The Earth is a sphere. This simple fact still fascinates me. Beyond the horizon, there are continued horizons, other lives, and incidents. We all live by affecting and being affected by others. The landscape doesn’t exist in and of itself, it exists with other related environments of the time, and it carries layers of history beneath its surface.
I remember September 11. I was at the beach near New York City, and looking toward to Manhattan. It was a very beautiful, sunny day, the waves were so calm, and the beach was so peaceful. Though I knew of the attacks, it was impossible to conceive what was happening beyond the horizon. I remember myself looking over the peaceful landscape, and feeling irritated by my uselessness.
On another occasion, I remember traveling alone, thinking of family and someone who I want to share the view with. By looking at the end of the landscape, I was encouraged by the concept that the sphere continued beyond the horizon, and drew conceptual lines connected me to them.
During the last five years, I was taking photographs of North America for a project “Lines”, which developed into the project “Beyond Lines”, using the same format around the rest of the world. These images include landmarks and man-made landscapes, however, these objects don’t stand out, but exist merely as parts of the landscapes.

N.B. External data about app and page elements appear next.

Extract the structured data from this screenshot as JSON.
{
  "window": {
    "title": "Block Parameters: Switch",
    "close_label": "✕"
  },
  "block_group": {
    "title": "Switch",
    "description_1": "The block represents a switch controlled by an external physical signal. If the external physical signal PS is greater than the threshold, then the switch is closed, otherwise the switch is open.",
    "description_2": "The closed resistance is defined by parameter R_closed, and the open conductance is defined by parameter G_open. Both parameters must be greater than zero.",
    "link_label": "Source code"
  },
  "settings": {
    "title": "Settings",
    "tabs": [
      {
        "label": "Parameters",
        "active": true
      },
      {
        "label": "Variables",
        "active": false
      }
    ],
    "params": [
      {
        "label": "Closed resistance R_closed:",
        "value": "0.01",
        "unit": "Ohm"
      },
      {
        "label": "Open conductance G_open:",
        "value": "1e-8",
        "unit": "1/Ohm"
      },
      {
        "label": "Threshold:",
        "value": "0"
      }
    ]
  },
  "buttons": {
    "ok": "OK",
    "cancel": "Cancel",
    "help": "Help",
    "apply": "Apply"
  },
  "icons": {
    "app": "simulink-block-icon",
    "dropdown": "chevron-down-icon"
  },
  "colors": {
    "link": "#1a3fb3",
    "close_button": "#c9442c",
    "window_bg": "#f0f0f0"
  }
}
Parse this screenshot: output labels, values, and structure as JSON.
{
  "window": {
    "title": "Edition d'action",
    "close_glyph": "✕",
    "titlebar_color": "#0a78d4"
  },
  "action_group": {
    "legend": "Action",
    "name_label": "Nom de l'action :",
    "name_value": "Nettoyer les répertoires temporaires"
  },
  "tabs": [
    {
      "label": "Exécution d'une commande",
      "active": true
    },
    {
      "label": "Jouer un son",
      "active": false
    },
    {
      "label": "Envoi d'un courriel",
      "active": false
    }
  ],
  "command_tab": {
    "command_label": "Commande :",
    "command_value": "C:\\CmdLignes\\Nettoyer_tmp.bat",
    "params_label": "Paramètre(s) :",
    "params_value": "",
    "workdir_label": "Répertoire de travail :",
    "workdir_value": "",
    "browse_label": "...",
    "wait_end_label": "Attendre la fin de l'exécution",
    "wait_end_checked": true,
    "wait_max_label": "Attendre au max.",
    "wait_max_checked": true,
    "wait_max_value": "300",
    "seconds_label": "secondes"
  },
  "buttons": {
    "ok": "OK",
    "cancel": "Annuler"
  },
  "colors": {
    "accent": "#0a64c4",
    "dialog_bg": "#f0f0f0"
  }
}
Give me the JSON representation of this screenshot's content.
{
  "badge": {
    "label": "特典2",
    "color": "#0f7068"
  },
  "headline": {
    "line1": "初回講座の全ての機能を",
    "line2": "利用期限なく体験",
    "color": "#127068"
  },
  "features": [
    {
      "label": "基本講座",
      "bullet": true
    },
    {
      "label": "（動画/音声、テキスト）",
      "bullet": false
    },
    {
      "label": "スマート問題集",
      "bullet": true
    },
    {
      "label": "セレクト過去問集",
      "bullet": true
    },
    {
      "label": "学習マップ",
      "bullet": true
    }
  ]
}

The concept suggests that the line where I am standing now is connecting to other events that exist on the same time line. I focused on the lines of the Earth and the intervals between two elements. With the imagery in my project I seek to illuminate intangible landscapes as well as creating a physical profile of the natural Earth and its inhabitants.